Evaluation of the literature reveals that, while policies to keep patients NPO after midnight before receiving general anesthesia were well-intentioned, they are unnecessary and lack supporting evidence for their continued use. Although requiring patients to fast for long hours appears benign, it can lead to other complications and poor outcomes. With the lack of evidence to support keeping patients NPO after midnight and the known risks of requiring patients to fast for long periods of time, hospitals and outpatient centers should re-evaluate their policies about fasting before surgery.
Dr. Evellyn DeMitchell-Rodriguez is a 3rd-year medical student at NYU Grossman School of Medicine
Reviewed by Mark Nunnally, MD, Professor, Department of Anesthesiology, Perioperative Care and Plan Medicine at NYU Grossman School of Medicine
Image courtesy of Wikimedia Commons
- Cotton BR, Smith G. The lower oesophageal sphincter and anaesthesia. Br J Anaesth. 1984;56(1):37-46. https://pubmed.ncbi.nlm.nih.gov/6140931/
- McGrath JP, McCaul C, Byrne PJ, Walsh TN, Hennessy TP. Upper oesophageal sphincter function during general anaesthesia. Br J Surg. 1996;83(9):1276-1278.
- Warner MA, Warner ME, Weber JG. Clinical significance of pulmonary aspiration during the perioperative period. Anesthesiology. 1993;78(1):56-62. https://pubmed.ncbi.nlm.nih.gov/8424572/
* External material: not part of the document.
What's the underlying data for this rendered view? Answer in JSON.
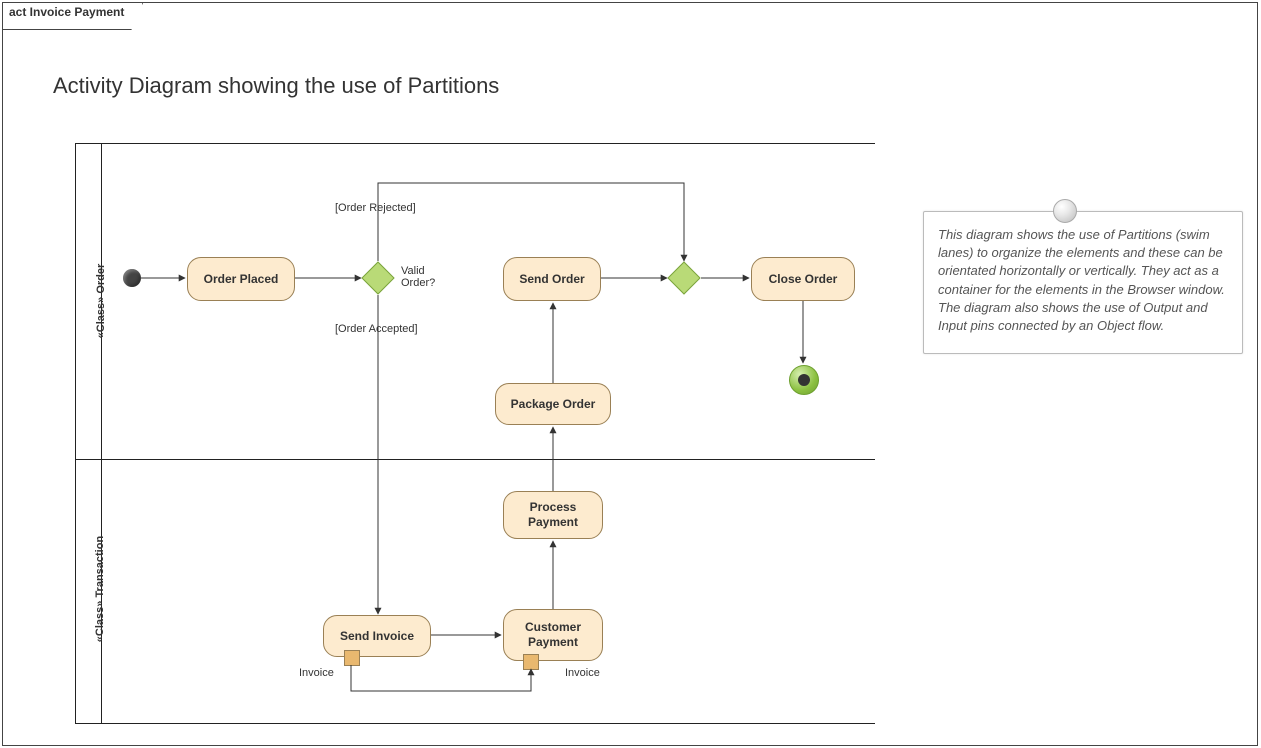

- Roberts RB, Shirley MA. Reducing the risk of acid aspiration during cesarean section. Anesth Analg. 1974;53(6):859-868. https://pubmed.ncbi.nlm.nih.gov/4473928/
- Stuart PC. The evidence base behind modern fasting guidelines. Best Pract Res Clin Anaesthesiol. 2006;20(3):457-469.
- Brady M, Kinn S, Stuart P. Preoperative fasting for adults to prevent perioperative complications. Cochrane Database Syst Rev. 2003(4):CD004423.
- American Society of Anesthesiologists Committee. Practice guidelines for preoperative fasting and the use of pharmacologic agents to reduce the risk of pulmonary aspiration: application to healthy patients undergoing elective procedures: an updated report by the American Society of Anesthesiologists Committee on Standards and Practice Parameters. Anesthesiology. 2011;114(3):495-511.
- Smith I, Kranke P, Murat I, et al. Perioperative fasting in adults and children: guidelines from the European Society of Anaesthesiology. Eur J Anaesthesiol. 2011;28(8):556-569. https://pubmed.ncbi.nlm.nih.gov/21712716/
- Dobson G, Chong M, Chow L, et al. Guidelines to the Practice of Anesthesia – Revised Edition 2018. Can J Anaesth. 2018;65(1):76-104.
- Sorita A, Thongprayoon C, Ahmed A, et al. Frequency and appropriateness of fasting orders in the hospital. Mayo Clin Proc. 2015;90(9):1225-1232. https://pubmed.ncbi.nlm.nih.gov/26355400/
- Wickerham AL, Schultz EJ, Lewine EB. Nil per os orders for Imaging: a teachable moment. JAMA Intern Med. 2017;177(11):1670-1671.
- Pimenta GP, de Aguilar-Nascimento JE. Prolonged preoperative fasting in elective surgical patients: why should we reduce it? Nutr Clin Pract. 2014;29(1):22-28.
- Nygren J. The metabolic effects of fasting and surgery. Best Pract Res Clin Anaesthesiol. 2006;20(3):429-438.
- Smith MD, McCall J, Plank L, Herbison GP, Soop M, Nygren J. Preoperative carbohydrate treatment for enhancing recovery after elective surgery. Cochrane Database Syst Rev. 2014(8):CD009161. https://pubmed.ncbi.nlm.nih.gov/25121931/